gets better after the first 45 minutes when the main story kicks in, and keeps
you actually interested in knowing what's going to happen next. And out here that's
saying a lot, isn't it?
Kaasi (Sumanth) is the local rowdy, and notorious for his philandering ways too. His best friend is a decent and well-to-do Vishwa (Akash). Vishwa sees Gayatri (Laya) and falls for her instantly. As expected, unknown to him Kaasi's roving eye too lands on her, and he tries his best to, well, have her.
Romance blossoms between Vishwa and Gayatri as she gets more and more disgusted with Kaasi's behavior. Once Kaasi is introduced to Gayatri as Vishwa's best friend, Kaasi changes, but she still doesn't trust him. Circumstantially, Gayatri leaves home for Vishwa, and at the registrar's office, Vishwa gets a phone call and has to leave. And yes, he doesn't come back.
Gayatri is forced to live in Kaasi's house, and the rest of the story is how, through all the misunderstandings, Gayatri comes to accept that the reformed Kaasi is a good guy. They find out what happened to Vishwa (by now he's been gone a few weeks)... and no, I'm not going to tell you that! Suffices to say that it makes for an interesting twist. But then, you the dedicated Telugu film viewer already know that, don't you? Anyway, the story proceeds to a well-made climax and ends very credibly, again a rarity in today's run-of-the-mill films.
Nobody would blame you if you likened Sumanth to Abhishek Bachchan - it's the same build and the same attempts at histrionics. Sumanth's acting and dialogue delivery vary from pathetic to reasonably good with the predictability of a lottery. And the lesser said about his dancing, the better. The one thing that he's good at is the stunts. He looks really good bashing up people. Sumanth is lucky to be in this film at a time when his career looks really in need of some resuscitation.
Laya seems to be weeping practically throughout the movie, but she manages to
look beautiful along the way. This is another good one for her after Preminchu
There is a mildly entertaining comedy track involving Brahmanandam in a double
The rating is for the story - the narration is tight and there are no loose ends.
The concept is rather novel and well dealt with.

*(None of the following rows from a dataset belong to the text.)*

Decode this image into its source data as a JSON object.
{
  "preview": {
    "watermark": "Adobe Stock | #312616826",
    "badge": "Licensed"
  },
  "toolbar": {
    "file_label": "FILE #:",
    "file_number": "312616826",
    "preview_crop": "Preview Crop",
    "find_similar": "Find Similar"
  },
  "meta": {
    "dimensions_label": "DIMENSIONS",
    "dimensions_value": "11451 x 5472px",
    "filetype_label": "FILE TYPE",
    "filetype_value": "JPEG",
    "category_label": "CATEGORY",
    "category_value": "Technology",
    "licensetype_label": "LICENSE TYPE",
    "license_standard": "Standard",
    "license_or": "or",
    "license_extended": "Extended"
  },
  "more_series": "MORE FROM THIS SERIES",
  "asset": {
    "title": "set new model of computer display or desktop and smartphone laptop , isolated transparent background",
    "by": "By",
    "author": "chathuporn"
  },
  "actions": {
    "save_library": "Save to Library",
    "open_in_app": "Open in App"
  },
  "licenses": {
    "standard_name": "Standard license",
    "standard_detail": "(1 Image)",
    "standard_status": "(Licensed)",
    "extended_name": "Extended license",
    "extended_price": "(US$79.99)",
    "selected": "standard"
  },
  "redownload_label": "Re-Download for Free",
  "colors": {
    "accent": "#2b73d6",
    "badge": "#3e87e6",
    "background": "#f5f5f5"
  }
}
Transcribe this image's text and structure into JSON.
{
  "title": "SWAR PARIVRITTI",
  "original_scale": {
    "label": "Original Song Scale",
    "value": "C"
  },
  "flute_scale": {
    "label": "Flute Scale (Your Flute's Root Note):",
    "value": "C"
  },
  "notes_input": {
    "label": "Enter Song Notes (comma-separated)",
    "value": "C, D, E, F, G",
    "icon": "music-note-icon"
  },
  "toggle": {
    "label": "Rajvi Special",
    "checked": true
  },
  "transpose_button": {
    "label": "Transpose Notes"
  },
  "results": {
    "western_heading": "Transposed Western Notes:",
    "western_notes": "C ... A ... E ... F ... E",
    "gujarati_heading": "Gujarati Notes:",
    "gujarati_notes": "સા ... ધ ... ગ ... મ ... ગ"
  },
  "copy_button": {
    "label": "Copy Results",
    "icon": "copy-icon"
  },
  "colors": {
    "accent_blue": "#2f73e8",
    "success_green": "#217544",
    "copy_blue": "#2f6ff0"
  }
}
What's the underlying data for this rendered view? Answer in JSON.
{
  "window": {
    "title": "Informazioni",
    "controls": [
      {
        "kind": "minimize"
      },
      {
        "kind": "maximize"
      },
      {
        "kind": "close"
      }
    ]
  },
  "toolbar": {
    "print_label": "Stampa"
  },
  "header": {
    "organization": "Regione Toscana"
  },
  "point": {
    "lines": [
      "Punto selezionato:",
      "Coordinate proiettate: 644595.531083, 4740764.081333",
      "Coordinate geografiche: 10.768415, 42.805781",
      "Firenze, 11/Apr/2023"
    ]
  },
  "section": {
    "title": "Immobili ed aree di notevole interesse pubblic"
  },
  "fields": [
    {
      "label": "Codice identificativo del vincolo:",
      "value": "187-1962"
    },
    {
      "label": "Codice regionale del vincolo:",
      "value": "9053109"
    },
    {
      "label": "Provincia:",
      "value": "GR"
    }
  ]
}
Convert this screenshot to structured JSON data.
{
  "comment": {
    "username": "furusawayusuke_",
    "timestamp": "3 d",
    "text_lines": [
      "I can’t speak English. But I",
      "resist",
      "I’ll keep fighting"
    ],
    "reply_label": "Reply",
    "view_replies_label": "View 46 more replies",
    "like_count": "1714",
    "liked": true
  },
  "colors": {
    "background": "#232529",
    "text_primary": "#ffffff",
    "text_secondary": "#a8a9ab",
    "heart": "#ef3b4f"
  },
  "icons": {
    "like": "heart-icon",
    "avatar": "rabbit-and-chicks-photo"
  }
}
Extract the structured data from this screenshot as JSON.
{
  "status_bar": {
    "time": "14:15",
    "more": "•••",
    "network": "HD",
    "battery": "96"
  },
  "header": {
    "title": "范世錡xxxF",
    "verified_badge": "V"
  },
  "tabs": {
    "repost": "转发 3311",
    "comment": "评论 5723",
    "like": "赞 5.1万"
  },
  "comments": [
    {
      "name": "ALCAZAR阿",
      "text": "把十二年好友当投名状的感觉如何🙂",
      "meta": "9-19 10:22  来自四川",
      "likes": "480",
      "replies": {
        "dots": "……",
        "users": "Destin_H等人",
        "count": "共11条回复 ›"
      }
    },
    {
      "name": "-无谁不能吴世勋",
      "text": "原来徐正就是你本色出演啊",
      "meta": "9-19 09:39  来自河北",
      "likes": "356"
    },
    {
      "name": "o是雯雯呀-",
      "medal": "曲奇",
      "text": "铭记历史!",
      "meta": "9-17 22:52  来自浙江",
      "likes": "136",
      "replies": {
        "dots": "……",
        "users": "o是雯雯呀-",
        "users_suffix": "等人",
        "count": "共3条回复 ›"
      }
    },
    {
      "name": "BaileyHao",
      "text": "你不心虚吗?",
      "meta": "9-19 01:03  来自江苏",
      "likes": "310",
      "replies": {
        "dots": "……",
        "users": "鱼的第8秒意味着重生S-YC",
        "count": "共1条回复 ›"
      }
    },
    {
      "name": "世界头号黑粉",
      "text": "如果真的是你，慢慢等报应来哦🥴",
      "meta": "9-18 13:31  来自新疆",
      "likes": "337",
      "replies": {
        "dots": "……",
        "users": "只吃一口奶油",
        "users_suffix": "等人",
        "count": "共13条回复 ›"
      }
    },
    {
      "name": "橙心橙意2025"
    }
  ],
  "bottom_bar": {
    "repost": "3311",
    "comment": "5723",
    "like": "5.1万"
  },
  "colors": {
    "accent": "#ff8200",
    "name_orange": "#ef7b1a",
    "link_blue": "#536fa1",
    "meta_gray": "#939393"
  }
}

But this isn't a potboiler, so
don't go to the theater expecting to have fun with your friends!